Oracle software is very robust and the baseline major releases have been available for many years. As you receive incremental new features, it is good to examine how they compare to existing features. Are they major enhancements, minor features or even things that your IT teams could do themselves?
After many years of continuous updates, some telling trends offer a sense of the value of these new features and whether customers are even adopting them. A survey at the 2018 PeopleSoft Reconnect Conference asked how many new features have customers deployed since moving to continuous updates and selective adoption. Surprisingly, nearly 50% had not rolled out a single new feature to end users.
Regardless of the number of features delivered to date, some customers have a fear of missing out on some new feature in the future, even if they don’t know what feature that is. At events like Oracle Open World, demos showcase a utopia of things to come, but as a customer you must continue to pay for continuous updates while you wait for those features.

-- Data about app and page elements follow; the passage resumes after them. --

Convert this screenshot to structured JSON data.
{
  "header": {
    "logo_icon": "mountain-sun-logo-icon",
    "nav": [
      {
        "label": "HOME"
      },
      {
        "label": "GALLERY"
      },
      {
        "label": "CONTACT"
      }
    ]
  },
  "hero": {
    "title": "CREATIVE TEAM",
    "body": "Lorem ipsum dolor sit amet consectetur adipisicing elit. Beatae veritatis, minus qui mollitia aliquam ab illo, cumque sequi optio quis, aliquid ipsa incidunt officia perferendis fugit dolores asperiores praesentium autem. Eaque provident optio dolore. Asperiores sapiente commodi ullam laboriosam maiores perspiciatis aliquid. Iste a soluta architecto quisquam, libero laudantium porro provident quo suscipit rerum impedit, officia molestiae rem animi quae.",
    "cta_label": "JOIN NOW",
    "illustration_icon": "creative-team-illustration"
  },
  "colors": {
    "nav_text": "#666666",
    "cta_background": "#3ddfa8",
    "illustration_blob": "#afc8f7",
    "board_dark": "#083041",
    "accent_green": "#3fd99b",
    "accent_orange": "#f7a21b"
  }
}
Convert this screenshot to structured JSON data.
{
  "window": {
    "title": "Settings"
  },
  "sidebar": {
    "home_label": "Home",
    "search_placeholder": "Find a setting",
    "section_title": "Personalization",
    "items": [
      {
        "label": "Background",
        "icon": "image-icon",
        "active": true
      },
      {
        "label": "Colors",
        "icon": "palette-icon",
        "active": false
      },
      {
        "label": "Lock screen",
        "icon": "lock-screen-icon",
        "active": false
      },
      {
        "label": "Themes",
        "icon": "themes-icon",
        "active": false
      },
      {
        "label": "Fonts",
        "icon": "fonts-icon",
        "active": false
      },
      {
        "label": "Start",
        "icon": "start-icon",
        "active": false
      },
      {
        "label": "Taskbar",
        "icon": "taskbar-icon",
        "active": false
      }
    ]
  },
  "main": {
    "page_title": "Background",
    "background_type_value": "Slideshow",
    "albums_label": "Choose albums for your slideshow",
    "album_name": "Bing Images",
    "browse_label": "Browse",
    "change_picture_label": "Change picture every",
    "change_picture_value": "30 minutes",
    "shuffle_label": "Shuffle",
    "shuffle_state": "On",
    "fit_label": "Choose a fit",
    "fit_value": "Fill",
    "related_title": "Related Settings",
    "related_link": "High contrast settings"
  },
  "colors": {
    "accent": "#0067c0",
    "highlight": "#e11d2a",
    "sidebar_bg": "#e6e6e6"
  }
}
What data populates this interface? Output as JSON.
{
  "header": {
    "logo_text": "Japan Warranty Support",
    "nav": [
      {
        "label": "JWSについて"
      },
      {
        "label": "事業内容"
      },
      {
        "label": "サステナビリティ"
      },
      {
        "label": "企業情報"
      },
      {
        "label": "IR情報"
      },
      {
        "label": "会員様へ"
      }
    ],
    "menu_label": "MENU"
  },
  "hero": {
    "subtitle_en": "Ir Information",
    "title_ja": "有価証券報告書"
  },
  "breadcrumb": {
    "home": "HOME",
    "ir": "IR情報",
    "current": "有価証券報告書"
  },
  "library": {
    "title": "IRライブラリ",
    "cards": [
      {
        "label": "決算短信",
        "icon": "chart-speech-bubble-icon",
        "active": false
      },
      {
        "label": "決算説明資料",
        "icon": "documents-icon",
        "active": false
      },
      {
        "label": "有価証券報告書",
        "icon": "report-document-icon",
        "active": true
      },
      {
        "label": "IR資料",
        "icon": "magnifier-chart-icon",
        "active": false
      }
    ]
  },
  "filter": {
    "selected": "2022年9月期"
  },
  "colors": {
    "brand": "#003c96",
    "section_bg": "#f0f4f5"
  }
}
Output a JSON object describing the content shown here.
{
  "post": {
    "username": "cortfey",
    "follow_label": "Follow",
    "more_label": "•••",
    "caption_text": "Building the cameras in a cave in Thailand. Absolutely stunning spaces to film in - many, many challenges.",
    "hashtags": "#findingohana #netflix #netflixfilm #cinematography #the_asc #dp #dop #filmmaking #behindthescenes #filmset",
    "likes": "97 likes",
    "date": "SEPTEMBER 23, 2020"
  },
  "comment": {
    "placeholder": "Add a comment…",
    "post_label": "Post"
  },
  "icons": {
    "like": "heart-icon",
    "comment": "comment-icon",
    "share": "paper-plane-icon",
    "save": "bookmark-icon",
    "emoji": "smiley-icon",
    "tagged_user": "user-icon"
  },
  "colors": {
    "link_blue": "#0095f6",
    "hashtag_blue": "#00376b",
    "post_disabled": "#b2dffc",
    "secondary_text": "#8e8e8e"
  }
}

If you are waiting for new features, ask yourself whether you already own the technology to do what Oracle is promising. In other words, is Oracle delivering innovation, or tools to create your own innovation? A lot of enhancements are not innovations, but rather content that you use to do this work yourself.
What Is The Total Cost And ROI Of The Continuous Innovation Model?
The continuous innovation model does not come without cost, but how do you begin to quantify the cost? The first place to start is by asking yourself about the main purpose of the updates. Is it simply to remain eligible to receive support from Oracle or do the updates offer business impact?
If you can’t quantify the tangible impact of these updates, it’s time to rethink your strategy because you’re paying a lot for them. In fact, you could be paying just about as much as you did for full upgrades of the past, except now this is a continuous cost to the business versus a decision you would get to make every 3 to 5 years. Maintenance fees must be paid nonetheless, and Oracle is pushing essentially the same model as a forced upgrade. It is simply modified to be more of a continuous process versus a project one you choose to undertake every 3 to 5 years.
Minor releases of PeopleSoft 9.2 for example, which contain TL&R and fixes or minor user updates, are released roughly four times a year, and each release is roughly a 1 to 2 month project. Even if you opt not to apply these updates, it is recommended that you “true-up” to a golden copy of the latest image once a year, applying a cumulative update, which can take longer, requiring applying a major release.
Oracle estimates that applying major releases for PeopleSoft 9.2 is a five month project, and they offer 2 major releases per year, which can also include major new enhancements. Assuming customers apply a major release and a minor release just once a year, this amounts to six months of the year updating your PeopleSoft 9.2 environment.
Applying updates requires downloading and analyzing them, deciding what updates to apply then testing, validating and applying them to a non-production system before cutting over to production. This of course requires people and infrastructure on an ongoing basis and potentially outside consulting.
Continuous Innovation Or Continuous Cost?
Customers are still consuming maintenance and features as they did in the past under the forced full upgrade model, except now maintenance updates and features are bundled and delivered more frequently rather than every three to five years. The total cost can be nearly the same, and a portion of your IT teams and infrastructure are now consumed 50% of the time continuously managing this process. And, if your teams are working on implementing and stabilizing Oracle updates every six months, there is less time to work on other priorities.
The bottom line to consider is whether Oracle has in fact materially changed and improved their software support and delivery model compared to the major release upgrades of the past. Does this model truly offer continuous innovation or something more like continuous costs?